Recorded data
========

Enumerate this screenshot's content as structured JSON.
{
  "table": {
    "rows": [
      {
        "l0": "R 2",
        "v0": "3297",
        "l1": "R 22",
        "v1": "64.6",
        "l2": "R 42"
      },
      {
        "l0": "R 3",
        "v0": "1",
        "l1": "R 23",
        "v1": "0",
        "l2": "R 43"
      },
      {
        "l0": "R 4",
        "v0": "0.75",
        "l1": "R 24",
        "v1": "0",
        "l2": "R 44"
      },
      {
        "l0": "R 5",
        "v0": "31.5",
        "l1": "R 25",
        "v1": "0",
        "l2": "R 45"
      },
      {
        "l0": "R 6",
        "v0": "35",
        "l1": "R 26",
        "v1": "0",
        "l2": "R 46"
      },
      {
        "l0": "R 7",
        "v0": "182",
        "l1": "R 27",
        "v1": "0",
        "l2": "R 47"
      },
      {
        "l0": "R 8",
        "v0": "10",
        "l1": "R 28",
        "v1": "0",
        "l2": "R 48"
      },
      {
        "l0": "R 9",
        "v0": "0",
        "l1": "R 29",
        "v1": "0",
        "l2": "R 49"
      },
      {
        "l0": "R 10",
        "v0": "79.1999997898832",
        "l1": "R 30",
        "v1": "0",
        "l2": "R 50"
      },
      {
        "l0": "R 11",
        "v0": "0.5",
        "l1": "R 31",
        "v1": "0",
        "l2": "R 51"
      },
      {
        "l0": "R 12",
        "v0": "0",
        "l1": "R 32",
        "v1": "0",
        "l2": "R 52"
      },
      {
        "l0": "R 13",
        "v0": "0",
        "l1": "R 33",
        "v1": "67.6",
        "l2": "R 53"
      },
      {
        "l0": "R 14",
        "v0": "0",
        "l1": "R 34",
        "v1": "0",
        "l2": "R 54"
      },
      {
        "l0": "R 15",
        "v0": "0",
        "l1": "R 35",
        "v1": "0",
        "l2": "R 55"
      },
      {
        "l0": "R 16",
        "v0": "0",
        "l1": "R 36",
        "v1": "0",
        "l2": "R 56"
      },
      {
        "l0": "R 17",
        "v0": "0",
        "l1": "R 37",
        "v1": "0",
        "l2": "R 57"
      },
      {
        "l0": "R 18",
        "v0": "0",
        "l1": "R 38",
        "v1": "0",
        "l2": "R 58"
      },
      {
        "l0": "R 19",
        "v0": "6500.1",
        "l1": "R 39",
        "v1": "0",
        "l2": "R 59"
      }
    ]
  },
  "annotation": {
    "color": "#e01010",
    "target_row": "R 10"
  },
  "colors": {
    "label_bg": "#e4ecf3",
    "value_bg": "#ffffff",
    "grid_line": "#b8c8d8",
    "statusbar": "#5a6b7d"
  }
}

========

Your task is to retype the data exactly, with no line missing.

*WRITTEN RESPONSE*
Enumerate this screenshot's content as structured JSON.
{
  "table": {
    "rows": [
      {
        "l0": "R 2",
        "v0": "3297",
        "l1": "R 22",
        "v1": "64.6",
        "l2": "R 42"
      },
      {
        "l0": "R 3",
        "v0": "1",
        "l1": "R 23",
        "v1": "0",
        "l2": "R 43"
      },
      {
        "l0": "R 4",
        "v0": "0.75",
        "l1": "R 24",
        "v1": "0",
        "l2": "R 44"
      },
      {
        "l0": "R 5",
        "v0": "31.5",
        "l1": "R 25",
        "v1": "0",
        "l2": "R 45"
      },
      {
        "l0": "R 6",
        "v0": "35",
        "l1": "R 26",
        "v1": "0",
        "l2": "R 46"
      },
      {
        "l0": "R 7",
        "v0": "182",
        "l1": "R 27",
        "v1": "0",
        "l2": "R 47"
      },
      {
        "l0": "R 8",
        "v0": "10",
        "l1": "R 28",
        "v1": "0",
        "l2": "R 48"
      },
      {
        "l0": "R 9",
        "v0": "0",
        "l1": "R 29",
        "v1": "0",
        "l2": "R 49"
      },
      {
        "l0": "R 10",
        "v0": "79.1999997898832",
        "l1": "R 30",
        "v1": "0",
        "l2": "R 50"
      },
      {
        "l0": "R 11",
        "v0": "0.5",
        "l1": "R 31",
        "v1": "0",
        "l2": "R 51"
      },
      {
        "l0": "R 12",
        "v0": "0",
        "l1": "R 32",
        "v1": "0",
        "l2": "R 52"
      },
      {
        "l0": "R 13",
        "v0": "0",
        "l1": "R 33",
        "v1": "67.6",
        "l2": "R 53"
      },
      {
        "l0": "R 14",
        "v0": "0",
        "l1": "R 34",
        "v1": "0",
        "l2": "R 54"
      },
      {
        "l0": "R 15",
        "v0": "0",
        "l1": "R 35",
        "v1": "0",
        "l2": "R 55"
      },
      {
        "l0": "R 16",
        "v0": "0",
        "l1": "R 36",
        "v1": "0",
        "l2": "R 56"
      },
      {
        "l0": "R 17",
        "v0": "0",
        "l1": "R 37",
        "v1": "0",
        "l2": "R 57"
      },
      {
        "l0": "R 18",
        "v0": "0",
        "l1": "R 38",
        "v1": "0",
        "l2": "R 58"
      },
      {
        "l0": "R 19",
        "v0": "6500.1",
        "l1": "R 39",
        "v1": "0",
        "l2": "R 59"
      }
    ]
  },
  "annotation": {
    "color": "#e01010",
    "target_row": "R 10"
  },
  "colors": {
    "label_bg": "#e4ecf3",
    "value_bg": "#ffffff",
    "grid_line": "#b8c8d8",
    "statusbar": "#5a6b7d"
  }
}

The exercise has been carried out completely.